My true passion for Milwaukee probably started after I joined the Young Professionals of Milwaukee (now called FUEL Milwaukee) which just celebrated its one year anniversary at the time. The events that I attended, and sometimes organized, really opened my eyes to what Milwaukee had to offer, as well as its potential for the future. So for the past, present, and future FUEL Milwaukee corporate sponsors out there, that organization does produce results (editorial)!

I love all of the Milwaukee Sports teams, professional and amateur. I love the Milwaukee arts scene and all of the festivals. I love that you can find a free concert in the summer just about every day of the week. I love the various neighborhoods around the Milwaukee area and the unique characteristics that they offer. I love the people who take the time to tell us about those unique characteristics. I have to hold my breath and count to ten when someone tells me that there is nothing to do in Milwaukee. Then I prove them wrong.

Most of all, I love the Milwaukee dining scene. I love how it continues to evolve with modern dishes and new trends while the classic restaurants continue to remind us that great food doesn't have to be "fancy schmancy." However, I also love the chefs that create the "fancy schmancy" dishes and continue to challenge themselves and Milwaukee diners with dishes we've never seen before.

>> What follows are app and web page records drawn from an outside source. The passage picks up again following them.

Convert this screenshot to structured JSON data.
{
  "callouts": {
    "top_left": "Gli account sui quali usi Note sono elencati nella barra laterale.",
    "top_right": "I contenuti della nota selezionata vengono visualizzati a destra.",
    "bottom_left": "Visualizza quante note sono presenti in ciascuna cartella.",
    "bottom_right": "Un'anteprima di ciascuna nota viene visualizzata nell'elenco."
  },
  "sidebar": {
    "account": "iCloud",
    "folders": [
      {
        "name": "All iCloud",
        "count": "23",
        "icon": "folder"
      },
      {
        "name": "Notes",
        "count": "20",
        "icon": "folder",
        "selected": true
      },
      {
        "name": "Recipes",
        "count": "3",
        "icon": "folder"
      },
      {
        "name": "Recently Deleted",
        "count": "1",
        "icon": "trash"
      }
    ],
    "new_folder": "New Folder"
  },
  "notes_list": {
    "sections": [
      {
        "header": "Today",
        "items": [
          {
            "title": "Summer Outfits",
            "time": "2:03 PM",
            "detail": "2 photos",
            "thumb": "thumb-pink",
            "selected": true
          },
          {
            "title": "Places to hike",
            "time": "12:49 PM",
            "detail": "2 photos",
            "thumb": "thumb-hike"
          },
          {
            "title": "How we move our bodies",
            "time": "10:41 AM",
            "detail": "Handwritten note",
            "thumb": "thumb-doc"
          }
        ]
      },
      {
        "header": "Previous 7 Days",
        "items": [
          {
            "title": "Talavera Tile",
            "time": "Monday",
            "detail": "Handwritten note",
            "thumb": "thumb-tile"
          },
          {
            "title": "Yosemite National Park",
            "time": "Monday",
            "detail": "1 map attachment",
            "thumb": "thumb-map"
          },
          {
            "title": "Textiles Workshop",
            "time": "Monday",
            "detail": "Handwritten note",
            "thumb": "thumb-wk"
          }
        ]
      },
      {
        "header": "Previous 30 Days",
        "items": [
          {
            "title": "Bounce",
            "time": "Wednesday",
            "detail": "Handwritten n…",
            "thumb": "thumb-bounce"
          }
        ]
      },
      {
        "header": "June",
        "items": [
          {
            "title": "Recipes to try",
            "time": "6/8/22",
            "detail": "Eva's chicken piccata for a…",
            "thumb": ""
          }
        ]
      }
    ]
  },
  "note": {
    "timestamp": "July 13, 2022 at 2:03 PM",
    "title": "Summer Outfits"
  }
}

Our media provides attention to the new restaurants, which is great, but I don't like seeing the older great restaurants close their doors (Don Quijote, African Hut) because they've been forgotten, so I try to do my part to let Milwaukeeans know that they're still out there, too. I do that through social media, online reviews, and a dinner club I run for my friends, where we visit restaurants they haven't heard of before or try ethnic cuisine they haven't had before.

My dream is that one day I can mention a great experience in Milwaukee and not have someone respond with "have you been to Chicago?" I don't like those people very much.